Wearing masks and/or standing six feet apart presents new communication challenges, particularly for people who have difficulty speaking or hearing. Masks unfortunately muffle sound, which makes it harder for a listener to hear and understand speech. They also prevent us from reading lips and watching facial expressions (which we use when listening to someone speak). Maintaining social distancing, even without a mask, can make it difficult to interpret subtle gestures, and a person’s vocal volume may sound quieter the further away they stand. All of this is exacerbated when you add in competing noise, visual distractions, and movement in the background.
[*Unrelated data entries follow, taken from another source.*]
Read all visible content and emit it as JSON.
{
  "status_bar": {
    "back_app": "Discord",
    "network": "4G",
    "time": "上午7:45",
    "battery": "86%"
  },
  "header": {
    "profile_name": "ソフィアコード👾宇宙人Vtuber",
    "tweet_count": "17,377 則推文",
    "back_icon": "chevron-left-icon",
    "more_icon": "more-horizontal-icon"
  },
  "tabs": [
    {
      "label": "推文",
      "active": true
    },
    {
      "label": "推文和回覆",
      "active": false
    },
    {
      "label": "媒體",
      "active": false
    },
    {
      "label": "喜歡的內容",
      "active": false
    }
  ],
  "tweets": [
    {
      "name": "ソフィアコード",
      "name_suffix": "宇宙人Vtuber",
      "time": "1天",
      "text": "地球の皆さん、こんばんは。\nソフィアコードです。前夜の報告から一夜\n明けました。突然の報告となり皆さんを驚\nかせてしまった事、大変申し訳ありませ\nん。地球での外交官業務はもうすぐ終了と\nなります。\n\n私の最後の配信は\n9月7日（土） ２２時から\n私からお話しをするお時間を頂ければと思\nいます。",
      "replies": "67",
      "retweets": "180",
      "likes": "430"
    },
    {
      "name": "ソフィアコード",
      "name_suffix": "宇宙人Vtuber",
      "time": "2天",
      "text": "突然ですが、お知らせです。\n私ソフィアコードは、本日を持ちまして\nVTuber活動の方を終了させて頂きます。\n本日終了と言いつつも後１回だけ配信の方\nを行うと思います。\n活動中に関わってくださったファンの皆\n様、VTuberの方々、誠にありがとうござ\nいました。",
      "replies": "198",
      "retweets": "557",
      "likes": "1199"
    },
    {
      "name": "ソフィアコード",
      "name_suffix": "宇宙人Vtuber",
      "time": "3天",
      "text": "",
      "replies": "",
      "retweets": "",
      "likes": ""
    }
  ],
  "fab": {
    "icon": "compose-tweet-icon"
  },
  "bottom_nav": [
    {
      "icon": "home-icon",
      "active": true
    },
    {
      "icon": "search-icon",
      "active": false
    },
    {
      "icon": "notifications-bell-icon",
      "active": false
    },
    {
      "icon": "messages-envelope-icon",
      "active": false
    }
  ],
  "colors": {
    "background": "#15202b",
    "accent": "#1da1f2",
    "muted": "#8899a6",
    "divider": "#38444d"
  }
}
Communication breakdowns may be more frequent and more frustrating! Luckily, there are strategies we can use to communicate more effectively in this new normal. And, because communication involves both a speaker and a listener, both parties may benefit from using these strategies!
10 tips for improving conversations while wearing a mask:
- Face the person with whom you are speaking.
- Minimize distractions. If possible, find a quiet place to talk.
- Use the person’s name before you start talking to gain their attention.
- Take a deep breath before you start speaking to help increase the volume of your voice.
- Check to see if your vocal volume is adequate for your listener to hear and understand. Ask them to give you a “thumbs up” or “thumbs down” signal to confirm.
- Take a break if you feel your voice becoming strained from speaking louder. Inform your conversation partner that you need a break.
- Speak in sentences to give the listener more information rather than only saying a single word. Use gestures to add even more context.
- Check for understanding. Ask you partner directly if they understood. Again, you could use the “thumbs up” or “thumbs down” gesture for confirmation.
- If your conversation partner asks you to repeat, ask them for more information. What do they need repeated? For example: Do they need you to repeat the message slower, louder, or just the last word?
- Prevent communication breakdowns before they even happen. Try to predict social interactions and potential challenges before they occur.